    "In the meantime, they impose curfew at ethnic stores and they only want enslaved newspapers and TV."
    Marco Bussoni, the general secretary of Confesercenti, another Italian retail association, said that Salvini cannot create a law that discriminates against certain business owners.
    He added that businesses have the right to remain open, regardless of whether they are owned by an Italian or a foreigner, so long as they abide by the law.
    Salvini, who ran on an anti-immigration platform ahead of Italy's fractious general election in March, announced a proposed security decree in September that aims to abolish key protections for migrants.
    The proposal would suspend refugee applications for those who are deemed "socially dangerous," which Salvini claimed was a "step forward to making Italy safer."
    The Italian government has 60 days from the date the decree was proposed to debate and amend the proposal before it becomes law.
    Italian coast guard vessel Dattilo carrying migrants at the port of Valencia, Spain on June 17. Italian Interior Minister Matteo Salvini had previously refused entry to the migrants.
    Salvini has previously drawn criticism for turning away ships carrying migrants rescued in the Mediterranean from Italian ports.
      Notably, the official rejected the Aquarius in June, stranding the ship carrying 629 migrants in the Mediterranean for over a week before it was accepted by the Spanish government.

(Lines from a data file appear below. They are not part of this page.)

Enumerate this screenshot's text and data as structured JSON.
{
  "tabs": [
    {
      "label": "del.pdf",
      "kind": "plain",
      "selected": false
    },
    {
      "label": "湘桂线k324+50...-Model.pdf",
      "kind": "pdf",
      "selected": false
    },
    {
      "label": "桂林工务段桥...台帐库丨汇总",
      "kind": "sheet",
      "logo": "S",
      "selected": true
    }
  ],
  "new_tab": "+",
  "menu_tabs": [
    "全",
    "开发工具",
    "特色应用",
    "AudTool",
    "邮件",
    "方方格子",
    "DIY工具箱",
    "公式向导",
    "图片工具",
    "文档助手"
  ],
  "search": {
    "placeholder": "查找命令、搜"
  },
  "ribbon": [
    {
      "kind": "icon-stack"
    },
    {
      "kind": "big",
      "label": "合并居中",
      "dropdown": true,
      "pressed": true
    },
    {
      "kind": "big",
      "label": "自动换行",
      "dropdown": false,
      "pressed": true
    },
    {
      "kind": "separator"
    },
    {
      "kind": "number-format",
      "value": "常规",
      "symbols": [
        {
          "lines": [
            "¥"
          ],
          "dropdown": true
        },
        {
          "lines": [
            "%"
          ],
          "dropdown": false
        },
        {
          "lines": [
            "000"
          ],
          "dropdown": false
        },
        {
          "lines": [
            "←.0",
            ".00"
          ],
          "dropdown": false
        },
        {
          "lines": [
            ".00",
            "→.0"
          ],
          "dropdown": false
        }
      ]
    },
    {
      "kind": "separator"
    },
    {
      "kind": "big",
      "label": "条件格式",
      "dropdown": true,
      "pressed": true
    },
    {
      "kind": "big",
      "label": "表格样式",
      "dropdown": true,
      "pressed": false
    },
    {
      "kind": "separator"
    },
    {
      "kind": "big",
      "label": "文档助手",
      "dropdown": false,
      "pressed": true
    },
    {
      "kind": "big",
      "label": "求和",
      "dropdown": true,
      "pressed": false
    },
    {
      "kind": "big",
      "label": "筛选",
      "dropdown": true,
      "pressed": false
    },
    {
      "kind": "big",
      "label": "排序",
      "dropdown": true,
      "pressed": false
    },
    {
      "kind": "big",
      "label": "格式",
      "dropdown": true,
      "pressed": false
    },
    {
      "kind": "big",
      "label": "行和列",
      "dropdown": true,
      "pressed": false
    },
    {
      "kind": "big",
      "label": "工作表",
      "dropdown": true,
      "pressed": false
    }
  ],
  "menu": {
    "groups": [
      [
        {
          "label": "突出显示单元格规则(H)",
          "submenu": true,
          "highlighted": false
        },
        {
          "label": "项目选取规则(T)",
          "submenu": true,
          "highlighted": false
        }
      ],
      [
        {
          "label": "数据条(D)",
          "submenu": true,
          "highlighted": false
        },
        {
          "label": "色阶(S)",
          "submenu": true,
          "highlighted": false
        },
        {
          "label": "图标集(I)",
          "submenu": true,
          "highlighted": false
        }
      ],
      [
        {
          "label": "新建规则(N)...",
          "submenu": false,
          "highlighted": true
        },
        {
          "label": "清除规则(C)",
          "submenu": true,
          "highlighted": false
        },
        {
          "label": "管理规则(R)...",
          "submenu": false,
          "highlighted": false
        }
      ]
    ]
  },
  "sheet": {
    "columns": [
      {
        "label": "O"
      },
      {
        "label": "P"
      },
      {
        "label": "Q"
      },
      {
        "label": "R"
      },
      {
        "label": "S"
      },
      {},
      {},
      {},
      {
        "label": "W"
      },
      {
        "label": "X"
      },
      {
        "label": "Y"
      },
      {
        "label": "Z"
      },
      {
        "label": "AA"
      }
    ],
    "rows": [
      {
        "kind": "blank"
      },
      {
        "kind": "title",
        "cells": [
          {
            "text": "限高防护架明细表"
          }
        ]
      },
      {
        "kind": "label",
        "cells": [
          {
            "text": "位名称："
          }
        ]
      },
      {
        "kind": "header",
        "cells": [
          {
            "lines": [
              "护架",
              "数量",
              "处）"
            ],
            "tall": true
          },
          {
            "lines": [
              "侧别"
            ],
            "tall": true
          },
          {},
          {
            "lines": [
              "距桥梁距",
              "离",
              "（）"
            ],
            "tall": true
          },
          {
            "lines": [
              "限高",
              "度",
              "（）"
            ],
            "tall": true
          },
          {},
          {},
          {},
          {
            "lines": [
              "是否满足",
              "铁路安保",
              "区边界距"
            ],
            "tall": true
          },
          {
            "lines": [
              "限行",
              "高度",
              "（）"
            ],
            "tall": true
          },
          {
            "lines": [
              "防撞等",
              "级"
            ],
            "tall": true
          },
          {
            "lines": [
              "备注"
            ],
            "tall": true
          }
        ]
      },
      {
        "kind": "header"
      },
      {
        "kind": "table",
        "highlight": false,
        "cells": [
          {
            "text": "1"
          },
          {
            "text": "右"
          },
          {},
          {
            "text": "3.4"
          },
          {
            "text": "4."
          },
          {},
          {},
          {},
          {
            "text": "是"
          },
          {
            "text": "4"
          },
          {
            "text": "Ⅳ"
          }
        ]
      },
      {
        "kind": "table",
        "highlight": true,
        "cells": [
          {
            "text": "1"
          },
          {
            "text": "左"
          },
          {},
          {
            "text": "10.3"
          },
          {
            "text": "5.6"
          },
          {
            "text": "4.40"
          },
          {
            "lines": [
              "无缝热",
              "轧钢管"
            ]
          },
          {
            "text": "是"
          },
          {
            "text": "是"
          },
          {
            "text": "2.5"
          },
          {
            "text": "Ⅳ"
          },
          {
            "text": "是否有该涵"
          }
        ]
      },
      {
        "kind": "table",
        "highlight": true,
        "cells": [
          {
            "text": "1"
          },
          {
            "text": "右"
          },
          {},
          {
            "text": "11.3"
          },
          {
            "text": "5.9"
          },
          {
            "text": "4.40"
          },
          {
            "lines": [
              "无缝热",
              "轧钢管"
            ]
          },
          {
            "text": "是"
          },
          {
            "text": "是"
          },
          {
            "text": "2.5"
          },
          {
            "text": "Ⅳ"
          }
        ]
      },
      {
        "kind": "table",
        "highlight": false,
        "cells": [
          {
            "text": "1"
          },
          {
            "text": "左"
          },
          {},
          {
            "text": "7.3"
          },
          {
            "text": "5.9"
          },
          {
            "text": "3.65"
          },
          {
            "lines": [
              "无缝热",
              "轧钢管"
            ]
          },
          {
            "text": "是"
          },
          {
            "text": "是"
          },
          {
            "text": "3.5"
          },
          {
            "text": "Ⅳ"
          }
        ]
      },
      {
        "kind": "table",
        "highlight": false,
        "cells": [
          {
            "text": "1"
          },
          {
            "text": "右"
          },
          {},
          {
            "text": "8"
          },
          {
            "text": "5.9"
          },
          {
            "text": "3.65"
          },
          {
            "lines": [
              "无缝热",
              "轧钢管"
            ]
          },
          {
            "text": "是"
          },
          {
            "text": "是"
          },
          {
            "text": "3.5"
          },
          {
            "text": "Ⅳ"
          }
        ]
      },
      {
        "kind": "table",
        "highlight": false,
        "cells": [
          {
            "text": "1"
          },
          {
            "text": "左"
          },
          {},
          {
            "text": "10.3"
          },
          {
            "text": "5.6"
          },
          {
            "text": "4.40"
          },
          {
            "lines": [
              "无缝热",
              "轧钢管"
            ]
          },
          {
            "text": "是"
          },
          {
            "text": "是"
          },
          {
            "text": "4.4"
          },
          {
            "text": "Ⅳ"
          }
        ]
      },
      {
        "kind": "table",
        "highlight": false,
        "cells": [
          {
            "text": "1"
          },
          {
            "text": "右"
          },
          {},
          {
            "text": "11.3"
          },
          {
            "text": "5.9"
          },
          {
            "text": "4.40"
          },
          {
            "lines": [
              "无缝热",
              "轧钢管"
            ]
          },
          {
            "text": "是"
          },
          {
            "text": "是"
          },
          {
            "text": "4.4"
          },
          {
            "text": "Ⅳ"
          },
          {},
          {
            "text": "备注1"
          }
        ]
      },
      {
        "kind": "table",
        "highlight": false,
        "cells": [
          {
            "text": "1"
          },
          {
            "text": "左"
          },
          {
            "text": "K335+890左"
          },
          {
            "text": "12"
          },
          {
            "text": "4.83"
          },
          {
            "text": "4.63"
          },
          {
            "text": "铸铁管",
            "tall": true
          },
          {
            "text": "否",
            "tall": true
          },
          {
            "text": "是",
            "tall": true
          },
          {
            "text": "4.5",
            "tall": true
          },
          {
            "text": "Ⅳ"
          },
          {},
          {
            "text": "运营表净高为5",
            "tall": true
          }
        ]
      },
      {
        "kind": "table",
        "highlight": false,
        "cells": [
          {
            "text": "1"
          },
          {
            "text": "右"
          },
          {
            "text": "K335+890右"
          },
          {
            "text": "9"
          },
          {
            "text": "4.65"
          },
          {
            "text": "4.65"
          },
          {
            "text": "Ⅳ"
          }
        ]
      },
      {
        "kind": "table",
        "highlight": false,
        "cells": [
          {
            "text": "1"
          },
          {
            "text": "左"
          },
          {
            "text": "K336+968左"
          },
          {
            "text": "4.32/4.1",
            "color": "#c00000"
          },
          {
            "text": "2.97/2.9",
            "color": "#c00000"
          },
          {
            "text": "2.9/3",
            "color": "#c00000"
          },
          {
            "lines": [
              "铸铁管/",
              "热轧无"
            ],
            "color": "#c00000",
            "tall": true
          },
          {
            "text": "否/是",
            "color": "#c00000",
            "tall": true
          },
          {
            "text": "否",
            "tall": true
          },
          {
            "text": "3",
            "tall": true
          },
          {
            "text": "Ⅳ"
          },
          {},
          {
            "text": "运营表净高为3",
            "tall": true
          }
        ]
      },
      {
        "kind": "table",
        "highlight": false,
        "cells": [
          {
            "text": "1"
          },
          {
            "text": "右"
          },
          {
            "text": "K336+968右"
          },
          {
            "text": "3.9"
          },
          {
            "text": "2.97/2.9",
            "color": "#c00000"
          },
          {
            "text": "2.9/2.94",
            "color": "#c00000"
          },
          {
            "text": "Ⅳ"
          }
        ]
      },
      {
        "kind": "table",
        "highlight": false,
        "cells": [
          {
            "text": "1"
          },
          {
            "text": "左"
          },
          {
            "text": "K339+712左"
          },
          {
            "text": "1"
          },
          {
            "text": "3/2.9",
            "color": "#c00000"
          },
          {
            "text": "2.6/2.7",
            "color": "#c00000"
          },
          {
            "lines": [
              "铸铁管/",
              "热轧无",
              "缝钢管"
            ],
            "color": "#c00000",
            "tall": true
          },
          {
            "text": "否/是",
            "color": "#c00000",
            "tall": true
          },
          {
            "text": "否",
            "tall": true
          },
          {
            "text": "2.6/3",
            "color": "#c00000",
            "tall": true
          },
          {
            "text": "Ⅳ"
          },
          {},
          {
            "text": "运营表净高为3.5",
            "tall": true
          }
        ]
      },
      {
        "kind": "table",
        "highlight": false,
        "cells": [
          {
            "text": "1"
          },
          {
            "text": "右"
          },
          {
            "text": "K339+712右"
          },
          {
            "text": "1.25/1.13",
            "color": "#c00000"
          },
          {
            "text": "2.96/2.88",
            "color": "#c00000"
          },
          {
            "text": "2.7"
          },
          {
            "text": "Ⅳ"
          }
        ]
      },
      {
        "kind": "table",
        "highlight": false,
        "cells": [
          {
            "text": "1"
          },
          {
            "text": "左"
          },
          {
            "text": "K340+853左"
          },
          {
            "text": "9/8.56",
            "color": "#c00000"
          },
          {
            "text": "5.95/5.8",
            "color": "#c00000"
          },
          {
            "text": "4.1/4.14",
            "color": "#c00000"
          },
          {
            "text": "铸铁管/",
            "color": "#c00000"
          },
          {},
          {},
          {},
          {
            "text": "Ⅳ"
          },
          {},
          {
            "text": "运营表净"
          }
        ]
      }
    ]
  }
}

      He has since pledged to "expel offenders and fake refugees" and to stop providing safe passage to "crafty migrants not escaping war."